[Web page and app entries]
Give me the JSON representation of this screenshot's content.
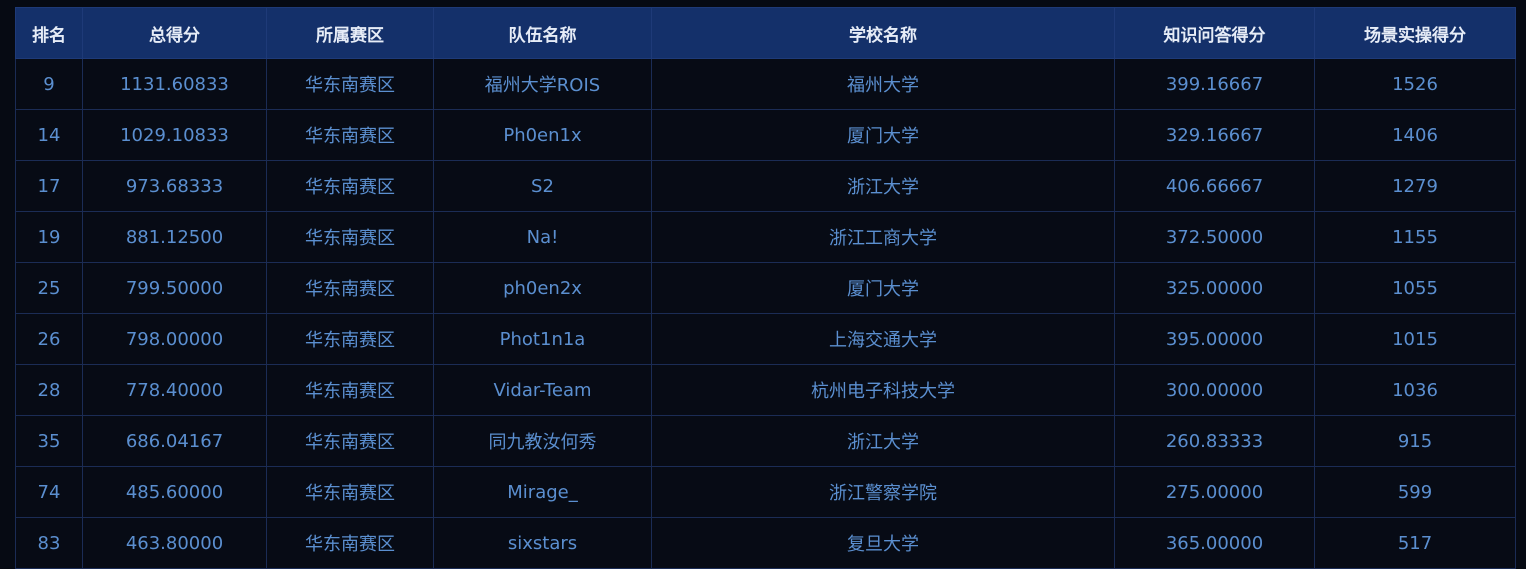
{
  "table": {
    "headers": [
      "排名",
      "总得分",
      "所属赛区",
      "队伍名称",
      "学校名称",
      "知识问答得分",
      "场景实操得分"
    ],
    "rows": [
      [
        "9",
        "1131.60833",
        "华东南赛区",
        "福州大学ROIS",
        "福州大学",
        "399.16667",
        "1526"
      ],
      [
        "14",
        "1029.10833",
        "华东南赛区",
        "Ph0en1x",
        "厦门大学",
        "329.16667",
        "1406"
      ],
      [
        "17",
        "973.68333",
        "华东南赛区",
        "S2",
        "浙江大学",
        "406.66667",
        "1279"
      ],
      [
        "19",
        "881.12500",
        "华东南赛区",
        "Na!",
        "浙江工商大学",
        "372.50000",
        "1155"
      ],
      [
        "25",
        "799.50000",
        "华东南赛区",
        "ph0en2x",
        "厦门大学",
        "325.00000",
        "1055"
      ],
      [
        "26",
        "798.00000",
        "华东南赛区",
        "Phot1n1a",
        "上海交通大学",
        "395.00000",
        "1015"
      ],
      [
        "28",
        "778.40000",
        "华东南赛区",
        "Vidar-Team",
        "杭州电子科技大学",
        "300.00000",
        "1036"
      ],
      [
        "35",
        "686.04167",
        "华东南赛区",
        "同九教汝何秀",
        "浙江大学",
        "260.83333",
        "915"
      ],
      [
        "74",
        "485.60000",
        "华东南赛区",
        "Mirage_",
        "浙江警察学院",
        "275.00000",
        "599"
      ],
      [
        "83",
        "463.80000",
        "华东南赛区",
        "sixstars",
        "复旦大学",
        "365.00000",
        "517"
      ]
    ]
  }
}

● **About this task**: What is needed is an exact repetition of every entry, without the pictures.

● **Exercise response**:
Give me the JSON representation of this screenshot's content.
{
  "table": {
    "headers": [
      "排名",
      "总得分",
      "所属赛区",
      "队伍名称",
      "学校名称",
      "知识问答得分",
      "场景实操得分"
    ],
    "rows": [
      [
        "9",
        "1131.60833",
        "华东南赛区",
        "福州大学ROIS",
        "福州大学",
        "399.16667",
        "1526"
      ],
      [
        "14",
        "1029.10833",
        "华东南赛区",
        "Ph0en1x",
        "厦门大学",
        "329.16667",
        "1406"
      ],
      [
        "17",
        "973.68333",
        "华东南赛区",
        "S2",
        "浙江大学",
        "406.66667",
        "1279"
      ],
      [
        "19",
        "881.12500",
        "华东南赛区",
        "Na!",
        "浙江工商大学",
        "372.50000",
        "1155"
      ],
      [
        "25",
        "799.50000",
        "华东南赛区",
        "ph0en2x",
        "厦门大学",
        "325.00000",
        "1055"
      ],
      [
        "26",
        "798.00000",
        "华东南赛区",
        "Phot1n1a",
        "上海交通大学",
        "395.00000",
        "1015"
      ],
      [
        "28",
        "778.40000",
        "华东南赛区",
        "Vidar-Team",
        "杭州电子科技大学",
        "300.00000",
        "1036"
      ],
      [
        "35",
        "686.04167",
        "华东南赛区",
        "同九教汝何秀",
        "浙江大学",
        "260.83333",
        "915"
      ],
      [
        "74",
        "485.60000",
        "华东南赛区",
        "Mirage_",
        "浙江警察学院",
        "275.00000",
        "599"
      ],
      [
        "83",
        "463.80000",
        "华东南赛区",
        "sixstars",
        "复旦大学",
        "365.00000",
        "517"
      ]
    ]
  }
}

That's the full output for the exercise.